The cottage food movement represents more than an income source or a fun new project. You’re helping to grow the local food movement in your community by providing “direct-to-the-food artisan” connections.
Finally, “homemade” and “fresh from the oven” mean exactly what’s written.
My name is Mary Newlon and I live in Durant,Oklahoma. I want to start a bread business for the community from my home. I read your article. Would you be able to give me any suggestions. I want to set up a program to sell bread to customers and have it available at my home for people to pick up. I will charge by the or if want to only want a whole I will send them a half loaf. I would like to develop a customer base thaI will make them bread and have it for them weekly, monthly, or whenever they need it. I would like to make gluten free buns, French, Italian, quick breads, whit, and wholewheat.
I have talked to you before. Please excuse my typing errors. I read that article. I live in an area that charges 12.00 an hour to use a commercial kitchen with a minimum, of eight hours a week. When you don’t know if you will have customers or not and not able to make over $20,000 a year, it is very difficult. I really want to do this but do not know how to do. Back in 2013 I helped to get the Cottage Food Law passed in Oklahoma.
Hi Mary, yes I remember you. As you know, you can sell bread out of your home, using the cottage food law in OK. What is preventing you from selling the bread that you make at home? I know that commercial kitchens can be expensive, but you don’t need to use one to sell under the cottage food law. If you were using a commercial kitchen, you would be using a different law and you wouldn’t have a sales limit.
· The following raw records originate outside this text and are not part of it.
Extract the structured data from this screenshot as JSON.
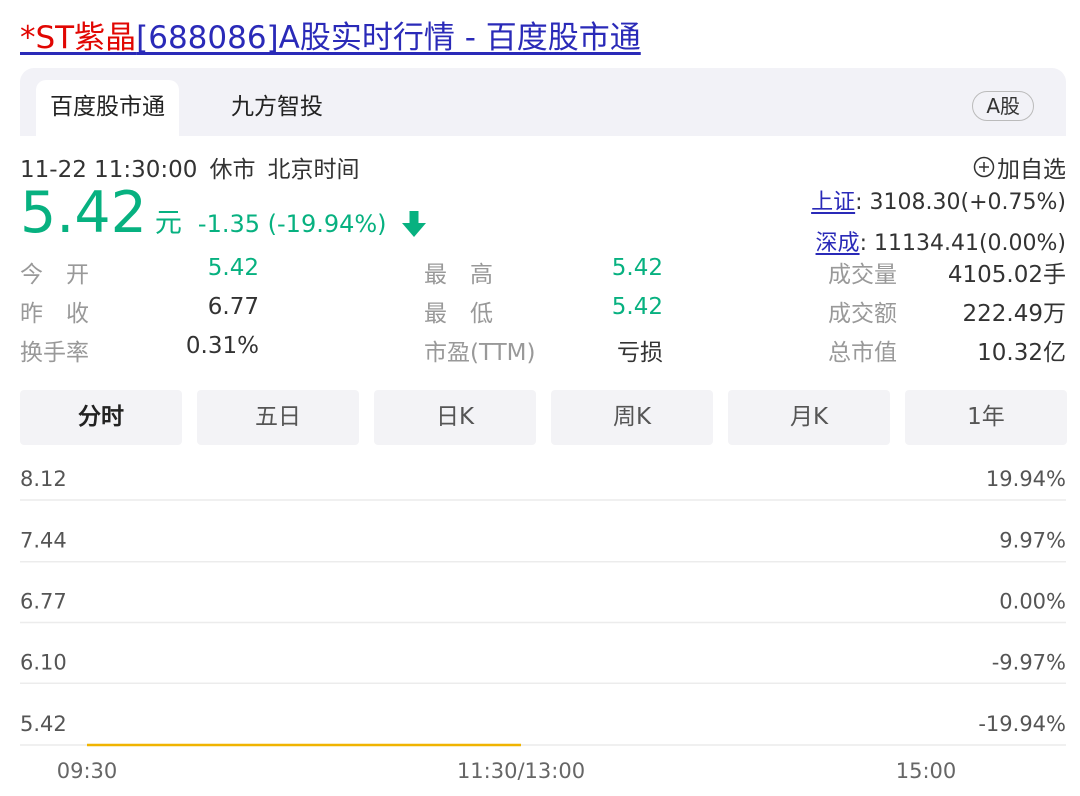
{
  "title": {
    "highlight": "*ST紫晶",
    "rest": "[688086]A股实时行情 - 百度股市通"
  },
  "tabs": [
    "百度股市通",
    "九方智投"
  ],
  "market_badge": "A股",
  "status": {
    "datetime": "11-22 11:30:00",
    "state": "休市",
    "timezone": "北京时间"
  },
  "add_watchlist": "加自选",
  "quote": {
    "price": "5.42",
    "unit": "元",
    "change": "-1.35 (-19.94%)",
    "direction": "down",
    "color": "#07b180"
  },
  "indices": [
    {
      "name": "上证",
      "value": ": 3108.30(+0.75%)"
    },
    {
      "name": "深成",
      "value": ": 11134.41(0.00%)"
    }
  ],
  "stats": {
    "open_label": "今　开",
    "open": "5.42",
    "prev_close_label": "昨　收",
    "prev_close": "6.77",
    "turnover_label": "换手率",
    "turnover": "0.31%",
    "high_label": "最　高",
    "high": "5.42",
    "low_label": "最　低",
    "low": "5.42",
    "pe_label": "市盈(TTM)",
    "pe": "亏损",
    "volume_label": "成交量",
    "volume": "4105.02手",
    "amount_label": "成交额",
    "amount": "222.49万",
    "mktcap_label": "总市值",
    "mktcap": "10.32亿"
  },
  "periods": [
    "分时",
    "五日",
    "日K",
    "周K",
    "月K",
    "1年"
  ],
  "active_period": "分时",
  "chart_data": {
    "type": "line",
    "title": "",
    "y_ticks_left": [
      "8.12",
      "7.44",
      "6.77",
      "6.10",
      "5.42"
    ],
    "y_ticks_right": [
      "19.94%",
      "9.97%",
      "0.00%",
      "-9.97%",
      "-19.94%"
    ],
    "ylim": [
      5.42,
      8.12
    ],
    "x_ticks": [
      "09:30",
      "11:30/13:00",
      "15:00"
    ],
    "session": {
      "start": "09:30",
      "midday": "11:30/13:00",
      "end": "15:00"
    },
    "series": [
      {
        "x": [
          "09:30",
          "11:30"
        ],
        "values": [
          5.42,
          5.42
        ],
        "color": "#f0b400"
      }
    ]
  }
}
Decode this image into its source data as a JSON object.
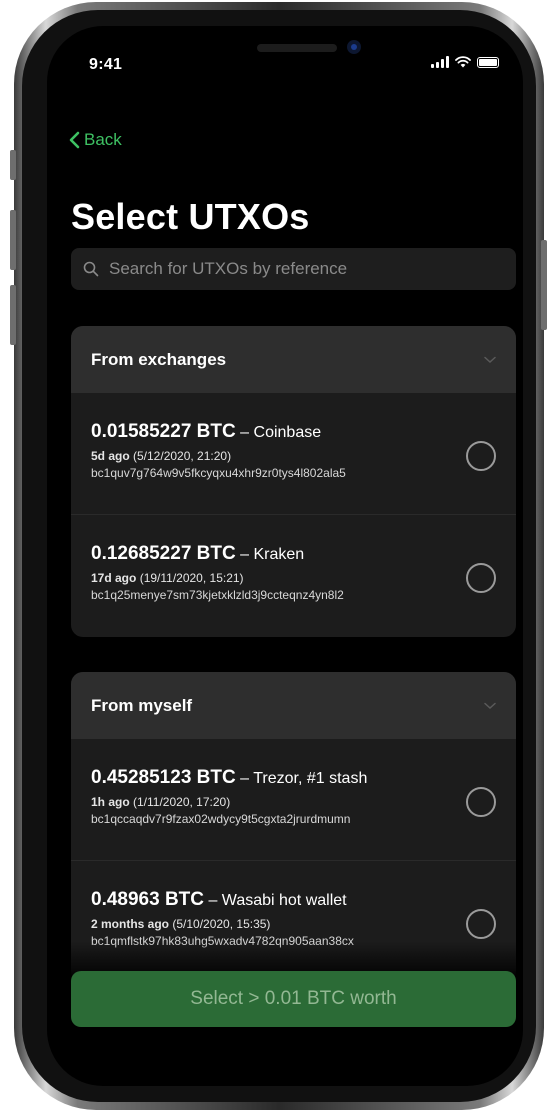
{
  "status_bar": {
    "time": "9:41"
  },
  "nav": {
    "back_label": "Back"
  },
  "page": {
    "title": "Select UTXOs"
  },
  "search": {
    "placeholder": "Search for UTXOs by reference"
  },
  "groups": [
    {
      "title": "From exchanges",
      "items": [
        {
          "amount": "0.01585227 BTC",
          "source": " – Coinbase",
          "age": "5d ago",
          "date": " (5/12/2020, 21:20)",
          "address": "bc1quv7g764w9v5fkcyqxu4xhr9zr0tys4l802ala5"
        },
        {
          "amount": "0.12685227 BTC",
          "source": " – Kraken",
          "age": "17d ago",
          "date": " (19/11/2020, 15:21)",
          "address": "bc1q25menye7sm73kjetxklzld3j9ccteqnz4yn8l2"
        }
      ]
    },
    {
      "title": "From myself",
      "items": [
        {
          "amount": "0.45285123 BTC",
          "source": " – Trezor, #1 stash",
          "age": "1h ago",
          "date": " (1/11/2020, 17:20)",
          "address": "bc1qccaqdv7r9fzax02wdycy9t5cgxta2jrurdmumn"
        },
        {
          "amount": "0.48963 BTC",
          "source": " – Wasabi hot wallet",
          "age": "2 months ago",
          "date": " (5/10/2020, 15:35)",
          "address": "bc1qmflstk97hk83uhg5wxadv4782qn905aan38cx"
        }
      ]
    }
  ],
  "cta": {
    "label": "Select > 0.01 BTC worth"
  },
  "colors": {
    "accent": "#3ec163",
    "cta_bg": "#2b6b36",
    "background": "#000000",
    "card_header": "#2e2e2e",
    "card_body": "#1c1c1c"
  }
}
So…. are you just asking what you can do to get more customers?
I own one of the only commercial kitchens in Indiana. We are located in NW Indiana in Valparaiso. My sisters and I were a home-based food business. We built the kitchen to provide SO much more for the home-based food vendor. We provide a LEGAL, affordable solution to opening their own storefront AND so much more. We teach the rules as written. This information is great…except, there are never any articles written about what happens or what could happen if you aren’t in a commercial kitchen! IF they get sued…I get it, like I said I was there but baking, cooking, selling outside of a farmers market is never a good idea. Ask me…ask people who have been sued making “non-potentially hazardous” food items from their home. Just do it right from the beginning and you have no worries. FIND A COMMERCIAL KITCHEN PERIOD!
Contact me with any questions or conerns, I’d be happy to help. Check out our website!
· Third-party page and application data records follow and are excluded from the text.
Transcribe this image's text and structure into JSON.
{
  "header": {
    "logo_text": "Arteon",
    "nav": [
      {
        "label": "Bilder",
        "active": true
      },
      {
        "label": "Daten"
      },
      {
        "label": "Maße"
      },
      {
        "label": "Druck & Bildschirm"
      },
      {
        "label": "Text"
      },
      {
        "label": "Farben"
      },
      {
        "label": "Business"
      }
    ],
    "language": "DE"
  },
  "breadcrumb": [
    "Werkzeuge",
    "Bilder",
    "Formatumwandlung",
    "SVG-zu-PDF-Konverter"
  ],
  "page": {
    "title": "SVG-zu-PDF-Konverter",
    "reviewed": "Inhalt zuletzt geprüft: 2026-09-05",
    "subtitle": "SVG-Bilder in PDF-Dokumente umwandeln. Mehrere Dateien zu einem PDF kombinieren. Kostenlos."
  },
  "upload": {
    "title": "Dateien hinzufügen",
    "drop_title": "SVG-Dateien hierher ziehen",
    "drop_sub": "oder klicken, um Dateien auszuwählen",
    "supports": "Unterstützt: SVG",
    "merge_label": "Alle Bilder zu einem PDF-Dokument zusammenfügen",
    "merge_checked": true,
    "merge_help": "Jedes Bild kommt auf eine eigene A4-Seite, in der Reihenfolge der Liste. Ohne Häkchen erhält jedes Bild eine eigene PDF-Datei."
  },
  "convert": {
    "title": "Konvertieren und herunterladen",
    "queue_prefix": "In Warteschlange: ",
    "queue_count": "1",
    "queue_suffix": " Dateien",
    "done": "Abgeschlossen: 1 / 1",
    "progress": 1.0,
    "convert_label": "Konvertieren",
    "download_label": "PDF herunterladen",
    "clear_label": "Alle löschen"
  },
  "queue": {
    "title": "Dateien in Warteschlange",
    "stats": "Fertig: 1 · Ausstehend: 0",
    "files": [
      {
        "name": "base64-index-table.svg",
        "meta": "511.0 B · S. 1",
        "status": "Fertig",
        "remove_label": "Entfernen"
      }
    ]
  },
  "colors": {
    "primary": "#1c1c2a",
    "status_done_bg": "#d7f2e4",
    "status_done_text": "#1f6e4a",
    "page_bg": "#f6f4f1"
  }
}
http://www.nanaclares.com / 219-286-3645
Gina, you make good points and the limitations of the cottage food law are definitely a good reason to seek a commercial kitchen. Commercial kitchens are so much better equipped to handle the needs of a food business, and once someone runs a full-time business or can afford a commercial kitchen, I agree that those are the way to go.
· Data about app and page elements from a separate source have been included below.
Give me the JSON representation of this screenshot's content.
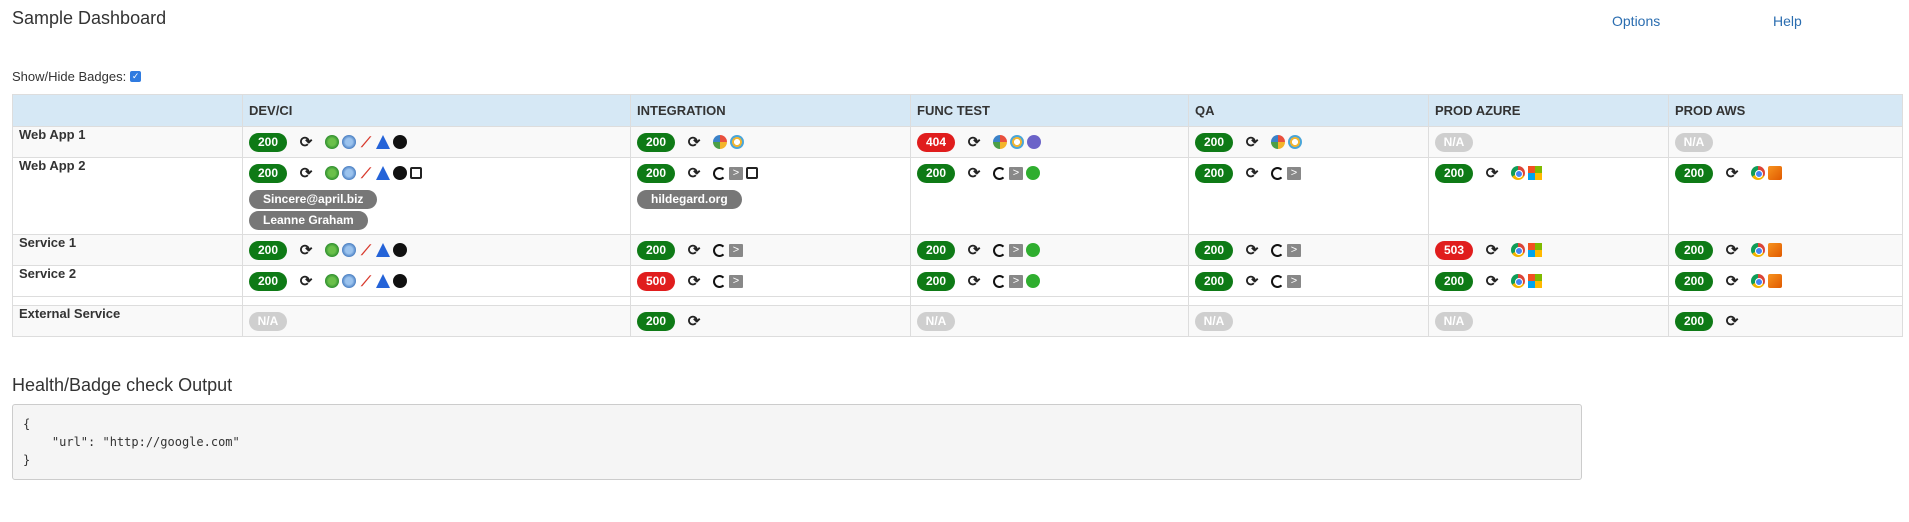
{
  "header": {
    "title": "Sample Dashboard",
    "nav": [
      "Options",
      "Help"
    ]
  },
  "toggle": {
    "label": "Show/Hide Badges:",
    "checked": true
  },
  "columns": [
    "",
    "DEV/CI",
    "INTEGRATION",
    "FUNC TEST",
    "QA",
    "PROD AZURE",
    "PROD AWS"
  ],
  "rows": [
    {
      "name": "Web App 1",
      "cells": [
        {
          "status": "200",
          "refresh": true,
          "icons": [
            "globe-icon",
            "world-icon",
            "slash-icon",
            "triangle-icon",
            "github-icon"
          ]
        },
        {
          "status": "200",
          "refresh": true,
          "icons": [
            "fan-icon",
            "ring-icon"
          ]
        },
        {
          "status": "404",
          "refresh": true,
          "icons": [
            "fan-icon",
            "ring-icon",
            "purple-icon"
          ]
        },
        {
          "status": "200",
          "refresh": true,
          "icons": [
            "fan-icon",
            "ring-icon"
          ]
        },
        {
          "status": "N/A"
        },
        {
          "status": "N/A"
        }
      ]
    },
    {
      "name": "Web App 2",
      "cells": [
        {
          "status": "200",
          "refresh": true,
          "icons": [
            "globe-icon",
            "world-icon",
            "slash-icon",
            "triangle-icon",
            "github-icon",
            "box-icon"
          ],
          "extras": [
            "Sincere@april.biz",
            "Leanne Graham"
          ]
        },
        {
          "status": "200",
          "refresh": true,
          "icons": [
            "hook-icon",
            "terminal-icon",
            "box-icon"
          ],
          "extras": [
            "hildegard.org"
          ]
        },
        {
          "status": "200",
          "refresh": true,
          "icons": [
            "hook-icon",
            "terminal-icon",
            "green-icon"
          ]
        },
        {
          "status": "200",
          "refresh": true,
          "icons": [
            "hook-icon",
            "terminal-icon"
          ]
        },
        {
          "status": "200",
          "refresh": true,
          "icons": [
            "chrome-icon",
            "microsoft-icon"
          ]
        },
        {
          "status": "200",
          "refresh": true,
          "icons": [
            "chrome-icon",
            "aws-icon"
          ]
        }
      ]
    },
    {
      "name": "Service 1",
      "cells": [
        {
          "status": "200",
          "refresh": true,
          "icons": [
            "globe-icon",
            "world-icon",
            "slash-icon",
            "triangle-icon",
            "github-icon"
          ]
        },
        {
          "status": "200",
          "refresh": true,
          "icons": [
            "hook-icon",
            "terminal-icon"
          ]
        },
        {
          "status": "200",
          "refresh": true,
          "icons": [
            "hook-icon",
            "terminal-icon",
            "green-icon"
          ]
        },
        {
          "status": "200",
          "refresh": true,
          "icons": [
            "hook-icon",
            "terminal-icon"
          ]
        },
        {
          "status": "503",
          "refresh": true,
          "icons": [
            "chrome-icon",
            "microsoft-icon"
          ]
        },
        {
          "status": "200",
          "refresh": true,
          "icons": [
            "chrome-icon",
            "aws-icon"
          ]
        }
      ]
    },
    {
      "name": "Service 2",
      "cells": [
        {
          "status": "200",
          "refresh": true,
          "icons": [
            "globe-icon",
            "world-icon",
            "slash-icon",
            "triangle-icon",
            "github-icon"
          ]
        },
        {
          "status": "500",
          "refresh": true,
          "icons": [
            "hook-icon",
            "terminal-icon"
          ]
        },
        {
          "status": "200",
          "refresh": true,
          "icons": [
            "hook-icon",
            "terminal-icon",
            "green-icon"
          ]
        },
        {
          "status": "200",
          "refresh": true,
          "icons": [
            "hook-icon",
            "terminal-icon"
          ]
        },
        {
          "status": "200",
          "refresh": true,
          "icons": [
            "chrome-icon",
            "microsoft-icon"
          ]
        },
        {
          "status": "200",
          "refresh": true,
          "icons": [
            "chrome-icon",
            "aws-icon"
          ]
        }
      ]
    },
    {
      "name": "External Service",
      "cells": [
        {
          "status": "N/A"
        },
        {
          "status": "200",
          "refresh": true
        },
        {
          "status": "N/A"
        },
        {
          "status": "N/A"
        },
        {
          "status": "N/A"
        },
        {
          "status": "200",
          "refresh": true
        }
      ]
    }
  ],
  "output": {
    "title": "Health/Badge check Output",
    "lines": [
      "{",
      "    \"url\": \"http://google.com\"",
      "}"
    ]
  },
  "colors": {
    "ok": "#0e7a16",
    "error": "#e01d1d",
    "na": "#cfcfcf",
    "header_bg": "#d6e8f5",
    "link": "#2a6db0"
  }
}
I have heard many CFO’s stories, but I honestly have never heard of anyone getting sued. The fear of getting sued leads a number of CFOs to get insurance, which FLIP did write an article about, but even they admitted to me that they’ve never had a CFO call a claim. If you have any evidence, links, or stories of people running legal CFOs who had problems as a result, I’d love to learn about them. I agree that people need to know the facts, including positives and negatives, but I’ve simply had trouble finding any litigious forms of the latter.